“What we learn from history is that people don’t learn from history.”
– Warren Buffett
“It’s tough to make predictions, especially about the future.”
– Yogi Berra
Another winter has passed, and it appears that hope springs eternal. Cliché maybe, but it resonates when related to the recent behavior of markets. Given the magnitude of losses, capital markets were poised to rebound. However, we wouldn’t have predicted that in a quarter that included the second-largest bank failure in US history, markets would continue to cling to the hope of a soft landing.
After the sharpest and swiftest tightening in Federal Reserve monetary policy since the late 1970s, history would suggest investors remain patient as businesses acclimate to higher interest rates. The lagged effect of sharply rising interest rates inevitably leads to cracks, if not outright breaks, in the economy.
With this backdrop, it is not surprising that stresses would appear in the banking sector. The implications for an economy dependent on credit seem profound, yet markets continue to reflect a more sanguine outlook.
While this may be the most forecasted recession I can recall, the economy continues to operate close to full capacity. Inflation pressures have receded from extreme levels but remain elevated. Consumer balance sheets remain healthy (in aggregate), unemployment is historically low, and wage and real personal income growth are positive. At face value, these facts provide a boost to the soft-landing camp supporting rising equity prices and falling interest rates year to date.
Our more cautious stance remains grounded in where we believe the economy is going, not where we may sit today. We anticipated a more challenging economy at this point in the year, although we respect the lagged effect of tightening monetary policy on economic activity. While it would be easy to ascribe the stresses in the banking system to individual banks, our interpretation suggests a more systemic challenge for the broader economy as businesses adjust to the rising cost of capital.
Banks are acting rationally to tighten lending standards given stresses on both the asset and liability sides of their balance sheets.

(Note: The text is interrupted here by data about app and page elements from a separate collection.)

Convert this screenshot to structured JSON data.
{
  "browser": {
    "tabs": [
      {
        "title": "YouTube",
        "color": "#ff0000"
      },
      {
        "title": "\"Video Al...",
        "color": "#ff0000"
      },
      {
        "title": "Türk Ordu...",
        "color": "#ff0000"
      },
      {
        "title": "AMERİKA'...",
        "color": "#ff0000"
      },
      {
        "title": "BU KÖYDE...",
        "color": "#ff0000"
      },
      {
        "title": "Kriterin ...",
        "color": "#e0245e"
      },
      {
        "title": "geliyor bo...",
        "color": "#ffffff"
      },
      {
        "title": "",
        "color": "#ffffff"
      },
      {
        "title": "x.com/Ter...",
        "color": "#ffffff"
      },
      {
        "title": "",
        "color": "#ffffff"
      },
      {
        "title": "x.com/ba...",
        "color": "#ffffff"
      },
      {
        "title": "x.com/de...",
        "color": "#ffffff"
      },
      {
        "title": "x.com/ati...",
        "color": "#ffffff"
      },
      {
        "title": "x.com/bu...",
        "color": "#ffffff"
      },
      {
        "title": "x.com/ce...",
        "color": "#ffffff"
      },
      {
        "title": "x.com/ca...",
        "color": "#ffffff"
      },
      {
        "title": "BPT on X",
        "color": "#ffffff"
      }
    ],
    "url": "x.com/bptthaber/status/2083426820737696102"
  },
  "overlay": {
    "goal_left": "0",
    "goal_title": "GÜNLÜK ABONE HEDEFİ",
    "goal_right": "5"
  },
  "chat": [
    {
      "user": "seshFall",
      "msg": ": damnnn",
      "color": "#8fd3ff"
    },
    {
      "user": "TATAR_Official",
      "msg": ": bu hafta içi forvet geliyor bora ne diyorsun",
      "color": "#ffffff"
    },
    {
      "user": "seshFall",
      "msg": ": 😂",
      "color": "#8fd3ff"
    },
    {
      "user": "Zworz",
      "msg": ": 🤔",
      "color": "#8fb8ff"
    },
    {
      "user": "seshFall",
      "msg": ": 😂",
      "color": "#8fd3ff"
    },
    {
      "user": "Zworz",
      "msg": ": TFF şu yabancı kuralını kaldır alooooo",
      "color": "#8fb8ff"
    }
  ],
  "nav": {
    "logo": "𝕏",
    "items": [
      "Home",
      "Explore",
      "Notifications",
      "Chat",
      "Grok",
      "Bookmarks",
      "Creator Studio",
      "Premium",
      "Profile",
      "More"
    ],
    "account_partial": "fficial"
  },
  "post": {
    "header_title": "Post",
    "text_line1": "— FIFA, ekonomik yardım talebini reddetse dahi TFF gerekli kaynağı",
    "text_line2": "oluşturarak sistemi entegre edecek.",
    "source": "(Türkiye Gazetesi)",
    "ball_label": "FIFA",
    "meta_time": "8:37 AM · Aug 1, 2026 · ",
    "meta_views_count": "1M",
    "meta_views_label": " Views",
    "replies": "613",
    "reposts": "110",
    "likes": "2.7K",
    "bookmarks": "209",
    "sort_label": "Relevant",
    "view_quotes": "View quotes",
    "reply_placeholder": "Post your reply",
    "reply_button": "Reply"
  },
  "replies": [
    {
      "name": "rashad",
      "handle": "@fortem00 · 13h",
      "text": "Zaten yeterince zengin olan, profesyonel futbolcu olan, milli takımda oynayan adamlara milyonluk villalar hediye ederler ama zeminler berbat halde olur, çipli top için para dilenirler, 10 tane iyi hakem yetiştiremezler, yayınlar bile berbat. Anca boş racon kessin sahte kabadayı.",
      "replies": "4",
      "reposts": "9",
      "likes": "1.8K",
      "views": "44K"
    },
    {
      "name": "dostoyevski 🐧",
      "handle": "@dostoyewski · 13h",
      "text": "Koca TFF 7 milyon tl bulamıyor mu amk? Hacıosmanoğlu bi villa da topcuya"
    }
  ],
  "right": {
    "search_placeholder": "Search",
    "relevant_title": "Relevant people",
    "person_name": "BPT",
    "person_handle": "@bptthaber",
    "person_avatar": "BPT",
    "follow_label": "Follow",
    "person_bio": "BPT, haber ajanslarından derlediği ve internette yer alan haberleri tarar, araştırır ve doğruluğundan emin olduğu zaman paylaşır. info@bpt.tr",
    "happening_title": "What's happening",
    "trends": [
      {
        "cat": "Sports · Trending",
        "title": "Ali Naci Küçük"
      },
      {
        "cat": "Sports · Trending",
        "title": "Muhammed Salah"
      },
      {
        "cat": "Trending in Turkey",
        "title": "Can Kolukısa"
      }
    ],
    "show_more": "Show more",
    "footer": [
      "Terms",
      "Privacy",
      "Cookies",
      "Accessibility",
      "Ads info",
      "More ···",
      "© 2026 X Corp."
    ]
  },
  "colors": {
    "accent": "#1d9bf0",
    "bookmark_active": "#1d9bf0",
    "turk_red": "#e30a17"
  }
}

In an environment where leading indicators are broadly weakening, the tightening of available credit by banks increases our conviction in the likelihood of a recession.
Yet, markets are whistling a different tune.
As interest rates have declined to start the year, equity markets have been revalued higher, particularly the higher-growth technology sector. This technology leadership has been particularly narrow with six stocks (Meta, Apple Alphabet, Microsoft, Nvidia, Tesla) contributing more than 100% of the 7.0% return for the S&P 500. While the size and growth of some of these businesses are impressive, we are skeptical that buying a business at 32x aggressive earnings estimates in the hopes that it can sell at 60x earnings three months later (see Nvidia) is an effective long-term investment strategy.
Our challenge is a sense that the market is taking the wrong message from falling interest rates. While falling interest rates are supportive of higher asset prices, falling interest rates associated with weakening economic activity are problematic for stocks. It is this mismatch between earnings growth expectations, which are accelerating, and economic growth, which is decelerating, that gives pause.
Over the course of the last year, we have taken multiple steps to position the portfolio in anticipation of a more challenging economic and earnings environment:
- Lowered our exposure to the financial sector (including banks)
- Reduced our exposure to corporate bonds
- Increased our exposure to Treasuries (both Treasury Bills and Treasury Inflation Protected Securities)
Each of these moves are reflective of our desire to lower the risk profile of portfolios. We do not know what the future may hold but given our assessment of higher interest rates, persistent inflation, and a weakening economy, financial markets are likely to remain volatile.
A quick word on private markets, we continue to look to private markets as a means to enhance the long-term return potential of portfolios while improving overall diversification and risk management. We remain clear, however, that the risks we see in the public markets are equally acute in private markets. We are pursuing a disciplined, patient approach to allocating across private markets with the same focus on risk management.
We thank you for the confidence that you and your family have placed in our firm. Please do not hesitate to reach out to your wealth advisor or a member of the Investment Advisory team with any questions.